Start of Block

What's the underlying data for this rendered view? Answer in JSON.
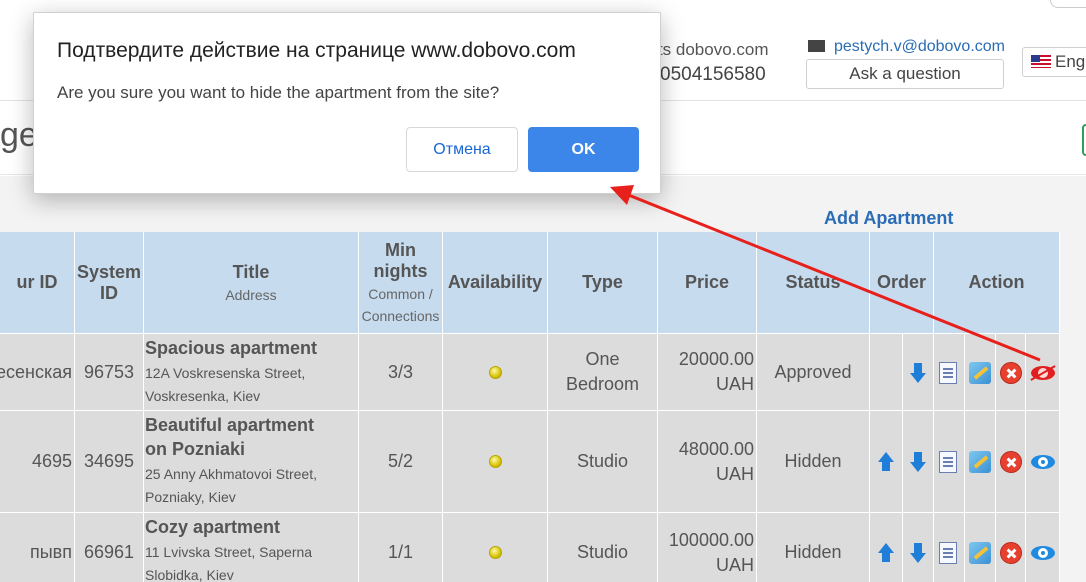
{
  "header": {
    "contacts_label": "acts dobovo.com",
    "phone": "0504156580",
    "email": "pestych.v@dobovo.com",
    "ask_button": "Ask a question",
    "language": "Eng"
  },
  "page": {
    "title_fragment": "ge",
    "add_apartment_link": "Add Apartment"
  },
  "table": {
    "headers": {
      "your_id": "ur ID",
      "system_id_1": "System",
      "system_id_2": "ID",
      "title": "Title",
      "title_sub": "Address",
      "min_nights_1": "Min",
      "min_nights_2": "nights",
      "min_nights_sub_1": "Common /",
      "min_nights_sub_2": "Connections",
      "availability": "Availability",
      "type": "Type",
      "price": "Price",
      "status": "Status",
      "order": "Order",
      "action": "Action"
    },
    "rows": [
      {
        "your_id": "есенская",
        "system_id": "96753",
        "title": "Spacious apartment",
        "address_1": "12A Voskresenska Street,",
        "address_2": "Voskresenka, Kiev",
        "min_nights": "3/3",
        "type_1": "One",
        "type_2": "Bedroom",
        "price_1": "20000.00",
        "price_2": "UAH",
        "status": "Approved"
      },
      {
        "your_id": "4695",
        "system_id": "34695",
        "title_1": "Beautiful apartment",
        "title_2": "on Pozniaki",
        "address_1": "25 Anny Akhmatovoi Street,",
        "address_2": "Pozniaky, Kiev",
        "min_nights": "5/2",
        "type": "Studio",
        "price_1": "48000.00",
        "price_2": "UAH",
        "status": "Hidden"
      },
      {
        "your_id": "пывп",
        "system_id": "66961",
        "title": "Cozy apartment",
        "address_1": "11 Lvivska Street, Saperna",
        "address_2": "Slobidka, Kiev",
        "min_nights": "1/1",
        "type": "Studio",
        "price_1": "100000.00",
        "price_2": "UAH",
        "status": "Hidden"
      }
    ]
  },
  "dialog": {
    "title": "Подтвердите действие на странице www.dobovo.com",
    "message": "Are you sure you want to hide the apartment from the site?",
    "cancel_label": "Отмена",
    "ok_label": "OK"
  },
  "icons": {
    "move_up": "arrow-up-icon",
    "move_down": "arrow-down-icon",
    "view": "document-icon",
    "edit": "edit-icon",
    "delete": "delete-icon",
    "show": "eye-icon",
    "hide": "eye-hide-icon"
  },
  "colors": {
    "link": "#2a6cb5",
    "table_header": "#c6dbee",
    "row_bg": "#dcdcdc",
    "ok_button": "#3b86e8",
    "annotation_arrow": "#e8201c"
  }
}
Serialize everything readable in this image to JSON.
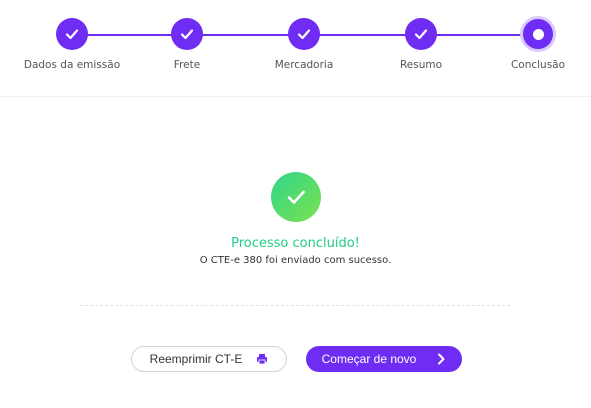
{
  "stepper": {
    "steps": [
      {
        "label": "Dados da emissão",
        "state": "done"
      },
      {
        "label": "Frete",
        "state": "done"
      },
      {
        "label": "Mercadoria",
        "state": "done"
      },
      {
        "label": "Resumo",
        "state": "done"
      },
      {
        "label": "Conclusão",
        "state": "current"
      }
    ],
    "accent_color": "#6f2cf3"
  },
  "success": {
    "title": "Processo concluído!",
    "message": "O CTE-e 380 foi enviado com sucesso.",
    "color": "#1fcf84"
  },
  "actions": {
    "reprint_label": "Reemprimir CT-E",
    "restart_label": "Começar de novo"
  }
}
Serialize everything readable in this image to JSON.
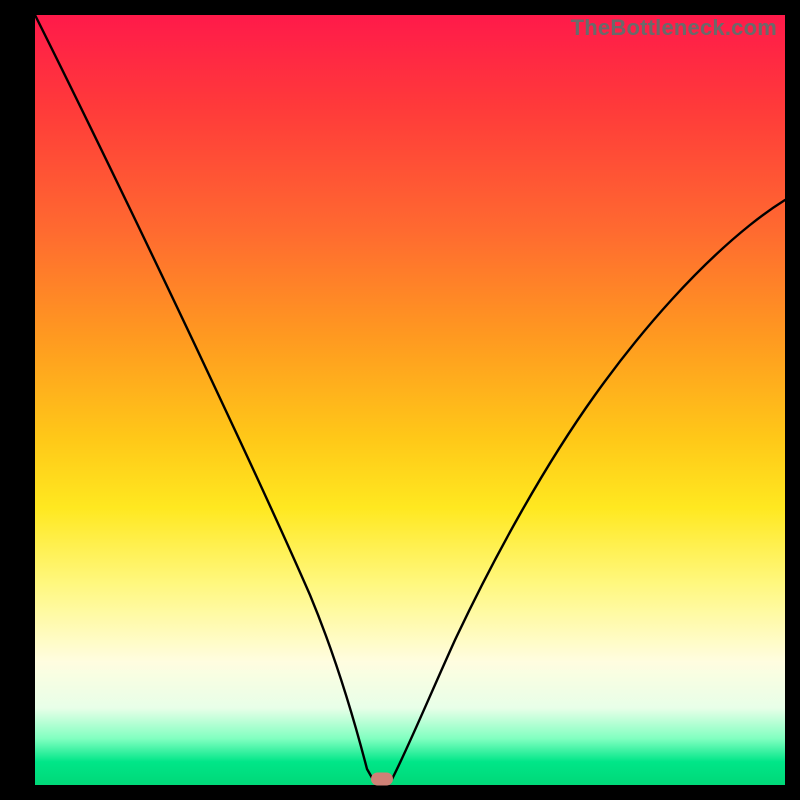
{
  "watermark": "TheBottleneck.com",
  "chart_data": {
    "type": "line",
    "title": "",
    "xlabel": "",
    "ylabel": "",
    "x": [
      0.0,
      0.05,
      0.1,
      0.15,
      0.2,
      0.25,
      0.3,
      0.35,
      0.4,
      0.43,
      0.45,
      0.46,
      0.5,
      0.55,
      0.6,
      0.65,
      0.7,
      0.75,
      0.8,
      0.85,
      0.9,
      0.95,
      1.0
    ],
    "values": [
      1.0,
      0.87,
      0.74,
      0.62,
      0.5,
      0.38,
      0.27,
      0.17,
      0.08,
      0.02,
      0.0,
      0.0,
      0.06,
      0.14,
      0.22,
      0.3,
      0.38,
      0.45,
      0.52,
      0.59,
      0.65,
      0.7,
      0.75
    ],
    "xlim": [
      0,
      1
    ],
    "ylim": [
      0,
      1
    ],
    "marker": {
      "x": 0.455,
      "y": 0.0
    },
    "background_gradient": [
      "#ff1a4a",
      "#ffe820",
      "#00d878"
    ],
    "annotations": []
  }
}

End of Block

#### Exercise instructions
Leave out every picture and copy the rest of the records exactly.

#### Solved problem
What's the underlying data for this rendered view? Answer in JSON.
{
  "header": {
    "contacts_label": "acts dobovo.com",
    "phone": "0504156580",
    "email": "pestych.v@dobovo.com",
    "ask_button": "Ask a question",
    "language": "Eng"
  },
  "page": {
    "title_fragment": "ge",
    "add_apartment_link": "Add Apartment"
  },
  "table": {
    "headers": {
      "your_id": "ur ID",
      "system_id_1": "System",
      "system_id_2": "ID",
      "title": "Title",
      "title_sub": "Address",
      "min_nights_1": "Min",
      "min_nights_2": "nights",
      "min_nights_sub_1": "Common /",
      "min_nights_sub_2": "Connections",
      "availability": "Availability",
      "type": "Type",
      "price": "Price",
      "status": "Status",
      "order": "Order",
      "action": "Action"
    },
    "rows": [
      {
        "your_id": "есенская",
        "system_id": "96753",
        "title": "Spacious apartment",
        "address_1": "12A Voskresenska Street,",
        "address_2": "Voskresenka, Kiev",
        "min_nights": "3/3",
        "type_1": "One",
        "type_2": "Bedroom",
        "price_1": "20000.00",
        "price_2": "UAH",
        "status": "Approved"
      },
      {
        "your_id": "4695",
        "system_id": "34695",
        "title_1": "Beautiful apartment",
        "title_2": "on Pozniaki",
        "address_1": "25 Anny Akhmatovoi Street,",
        "address_2": "Pozniaky, Kiev",
        "min_nights": "5/2",
        "type": "Studio",
        "price_1": "48000.00",
        "price_2": "UAH",
        "status": "Hidden"
      },
      {
        "your_id": "пывп",
        "system_id": "66961",
        "title": "Cozy apartment",
        "address_1": "11 Lvivska Street, Saperna",
        "address_2": "Slobidka, Kiev",
        "min_nights": "1/1",
        "type": "Studio",
        "price_1": "100000.00",
        "price_2": "UAH",
        "status": "Hidden"
      }
    ]
  },
  "dialog": {
    "title": "Подтвердите действие на странице www.dobovo.com",
    "message": "Are you sure you want to hide the apartment from the site?",
    "cancel_label": "Отмена",
    "ok_label": "OK"
  },
  "icons": {
    "move_up": "arrow-up-icon",
    "move_down": "arrow-down-icon",
    "view": "document-icon",
    "edit": "edit-icon",
    "delete": "delete-icon",
    "show": "eye-icon",
    "hide": "eye-hide-icon"
  },
  "colors": {
    "link": "#2a6cb5",
    "table_header": "#c6dbee",
    "row_bg": "#dcdcdc",
    "ok_button": "#3b86e8",
    "annotation_arrow": "#e8201c"
  }
}
Serialize everything readable in this image to JSON.
{
  "stepper": {
    "steps": [
      {
        "label": "Dados da emissão",
        "state": "done"
      },
      {
        "label": "Frete",
        "state": "done"
      },
      {
        "label": "Mercadoria",
        "state": "done"
      },
      {
        "label": "Resumo",
        "state": "done"
      },
      {
        "label": "Conclusão",
        "state": "current"
      }
    ],
    "accent_color": "#6f2cf3"
  },
  "success": {
    "title": "Processo concluído!",
    "message": "O CTE-e 380 foi enviado com sucesso.",
    "color": "#1fcf84"
  },
  "actions": {
    "reprint_label": "Reemprimir CT-E",
    "restart_label": "Começar de novo"
  }
}
Serialize everything readable in this image to JSON.
{
  "watermark": "TheBottleneck.com",
  "chart_data": {
    "type": "line",
    "title": "",
    "xlabel": "",
    "ylabel": "",
    "x": [
      0.0,
      0.05,
      0.1,
      0.15,
      0.2,
      0.25,
      0.3,
      0.35,
      0.4,
      0.43,
      0.45,
      0.46,
      0.5,
      0.55,
      0.6,
      0.65,
      0.7,
      0.75,
      0.8,
      0.85,
      0.9,
      0.95,
      1.0
    ],
    "values": [
      1.0,
      0.87,
      0.74,
      0.62,
      0.5,
      0.38,
      0.27,
      0.17,
      0.08,
      0.02,
      0.0,
      0.0,
      0.06,
      0.14,
      0.22,
      0.3,
      0.38,
      0.45,
      0.52,
      0.59,
      0.65,
      0.7,
      0.75
    ],
    "xlim": [
      0,
      1
    ],
    "ylim": [
      0,
      1
    ],
    "marker": {
      "x": 0.455,
      "y": 0.0
    },
    "background_gradient": [
      "#ff1a4a",
      "#ffe820",
      "#00d878"
    ],
    "annotations": []
  }
}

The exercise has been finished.